- Drink responsibly. This one probably goes without saying, but alcohol and fireworks can be a hazardous combination. According to Stöppler, “alcohol and swimming can be as dangerous as drinking and driving.” Don’t forget to agree on a designated driver, too!
- Follow safe boating practices. Fourth of July festivities are often taken to the water, which means that lakes, waterways, and seas will probably be crowded with boats. Brush up on safe boating practices, and of course, don’t drink and drive your boat. Lastly, remember to stock enough life preservers for extra guests.
- Cover outdoor food but don’t leave it out all day. There are a number of reasons for this particular tip. Not only do you want to decrease the risk of food poisoning, but you also don’t want to attract bees or wasps. If someone is attending who is allergic to insect stings, you should buy an emergency anaphylaxis kit to have on hand. Avoid fragranced body products, bright colors, and sugary drinks to help prevent bee stings. When it comes to food-borne illness, “The U.S. FDA suggests never leaving food out for more than one hour when the temperature is above 90 F and not more than two hours at other times.”
- Apply sunscreen regularly. Stöppler suggests applying sunscreen both before and during an outdoor party. Ultraviolet rays from the sun can cause premature aging, painful burns, and skin cancer later in life. As Stöppler states, “Even those with darker skin should use a sunscreen with a minimum sun protection factor (SPF).”
- Check prescription medications carefully. This one might surprise you! Before partaking in outdoor festivities, check your medications to ensure that you will not have a “sun-sensitizing drug reaction to the medication.”
- Protect yourself from tick-borne diseases. If your Fourth of July festivities include hiking or camping in an area where ticks are abundant, wear light-colored shirts, long sleeves, and long pants that you can tuck into your socks. For bare skin, you might want to use a tick repellent with 30% DEET.
- Avoid dehydration and heat illness. Don’t forget to take breaks and spend time in the shade while drinking plenty of fluids.
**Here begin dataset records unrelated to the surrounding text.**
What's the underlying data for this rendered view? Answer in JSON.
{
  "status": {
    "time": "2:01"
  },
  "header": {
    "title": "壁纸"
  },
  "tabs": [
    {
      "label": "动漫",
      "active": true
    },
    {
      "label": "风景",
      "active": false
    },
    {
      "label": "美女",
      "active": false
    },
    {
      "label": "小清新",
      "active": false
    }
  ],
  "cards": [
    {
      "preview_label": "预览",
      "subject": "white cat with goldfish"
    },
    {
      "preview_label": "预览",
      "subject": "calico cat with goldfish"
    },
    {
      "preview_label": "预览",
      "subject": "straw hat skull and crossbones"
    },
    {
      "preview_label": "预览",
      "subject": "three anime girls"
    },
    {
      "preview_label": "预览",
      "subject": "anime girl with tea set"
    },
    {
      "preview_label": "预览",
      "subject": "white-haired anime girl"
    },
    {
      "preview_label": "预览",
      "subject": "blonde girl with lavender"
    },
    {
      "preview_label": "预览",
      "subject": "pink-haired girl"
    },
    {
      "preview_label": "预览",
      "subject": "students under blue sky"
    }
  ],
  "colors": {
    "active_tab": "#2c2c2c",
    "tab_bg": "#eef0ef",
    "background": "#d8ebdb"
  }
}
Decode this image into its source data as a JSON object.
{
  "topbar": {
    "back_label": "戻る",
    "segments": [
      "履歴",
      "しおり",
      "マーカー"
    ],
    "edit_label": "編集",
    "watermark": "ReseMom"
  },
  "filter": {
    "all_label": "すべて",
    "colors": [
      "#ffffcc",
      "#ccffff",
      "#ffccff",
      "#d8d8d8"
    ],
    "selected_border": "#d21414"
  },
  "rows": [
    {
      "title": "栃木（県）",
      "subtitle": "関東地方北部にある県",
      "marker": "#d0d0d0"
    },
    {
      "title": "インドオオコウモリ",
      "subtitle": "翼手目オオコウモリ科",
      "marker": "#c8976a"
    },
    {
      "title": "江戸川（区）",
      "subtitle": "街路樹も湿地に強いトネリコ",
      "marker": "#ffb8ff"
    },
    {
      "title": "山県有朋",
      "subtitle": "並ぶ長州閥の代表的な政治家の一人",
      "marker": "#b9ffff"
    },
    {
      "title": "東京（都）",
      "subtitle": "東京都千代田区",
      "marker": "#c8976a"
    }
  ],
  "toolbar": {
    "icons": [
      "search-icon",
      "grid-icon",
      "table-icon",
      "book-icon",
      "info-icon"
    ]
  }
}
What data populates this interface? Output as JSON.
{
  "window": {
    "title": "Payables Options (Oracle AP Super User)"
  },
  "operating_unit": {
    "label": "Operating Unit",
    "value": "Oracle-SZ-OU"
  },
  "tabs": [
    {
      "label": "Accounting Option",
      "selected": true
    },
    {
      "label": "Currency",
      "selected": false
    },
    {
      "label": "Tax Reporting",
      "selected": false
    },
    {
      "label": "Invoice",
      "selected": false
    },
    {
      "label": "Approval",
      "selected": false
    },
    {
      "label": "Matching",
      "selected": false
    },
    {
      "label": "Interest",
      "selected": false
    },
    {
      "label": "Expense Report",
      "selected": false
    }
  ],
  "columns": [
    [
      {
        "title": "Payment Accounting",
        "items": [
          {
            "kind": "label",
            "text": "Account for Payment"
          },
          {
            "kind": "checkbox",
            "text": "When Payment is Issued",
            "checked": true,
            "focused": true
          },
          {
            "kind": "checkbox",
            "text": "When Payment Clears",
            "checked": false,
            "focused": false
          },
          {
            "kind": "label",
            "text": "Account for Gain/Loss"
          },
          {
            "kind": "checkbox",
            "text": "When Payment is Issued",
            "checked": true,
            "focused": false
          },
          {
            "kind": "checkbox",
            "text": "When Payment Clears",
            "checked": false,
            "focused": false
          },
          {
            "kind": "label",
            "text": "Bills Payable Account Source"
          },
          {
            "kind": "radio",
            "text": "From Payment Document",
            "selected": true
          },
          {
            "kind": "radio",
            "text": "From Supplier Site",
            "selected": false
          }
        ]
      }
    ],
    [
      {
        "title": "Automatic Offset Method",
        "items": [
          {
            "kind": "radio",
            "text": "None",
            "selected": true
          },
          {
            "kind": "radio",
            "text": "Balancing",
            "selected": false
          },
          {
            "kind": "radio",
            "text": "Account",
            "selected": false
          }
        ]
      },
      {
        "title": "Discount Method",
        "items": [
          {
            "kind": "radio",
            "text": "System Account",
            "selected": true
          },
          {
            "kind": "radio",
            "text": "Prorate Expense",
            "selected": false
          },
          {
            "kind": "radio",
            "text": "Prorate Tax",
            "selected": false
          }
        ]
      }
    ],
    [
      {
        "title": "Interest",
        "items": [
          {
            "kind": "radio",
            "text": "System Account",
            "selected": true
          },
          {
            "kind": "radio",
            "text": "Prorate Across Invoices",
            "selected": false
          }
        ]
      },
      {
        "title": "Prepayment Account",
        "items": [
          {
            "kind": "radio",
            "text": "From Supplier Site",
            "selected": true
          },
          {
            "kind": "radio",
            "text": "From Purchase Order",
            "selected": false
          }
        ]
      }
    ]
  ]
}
According to Stöppler, “The risk of heat-related illness is increased when participating in strenuous activity or sports, and those with chronic medical conditions and the elderly are also at an increased risk of heat exhaustion and/or heat stroke.”
We hope you found these tips helpful! During the holiday, you can have lots of fun and stay safe at the same time.
More About Careers in Nursing
Now that we’ve looked at some great safety tips, let’s go back to nursing for those that are seriously considering a career change. So, what careers are related to nursing? Vocational Nursing might be a great choice if you’d like to become a nurse without spending years in school. Nurses are essential members of the healthcare team, and their job opportunities are only expected to increase in the coming years. Reportedly, employment of LVNs is projected to grow 12 percent by 2026. This growth will likely afford nurses a certain degree of stability and job security.
Alternatively, you could pursue a Bachelor of Science in Nursing (BSN) degree. Registered Nurses (RNs) with a BSN degree typically receive more management positions and employment opportunities. In addition to clinical skills, BSN students also learn more about communication, critical thinking, and other leadership skills. This combination allows BSN holders to create positive change in their healthcare settings.
Overall, nurses receive valuable exposure and experience. They work alongside physicians and other professionals while making a difference in the lives of their patients. At the end of the day, healthcare careers are all about helping others.
Unitek College can help you reach your goal of becoming a Licensed Vocational Nurse or a Registered Nurse. Contact us today for more information about classes, tuition assistance options, and other healthcare programs.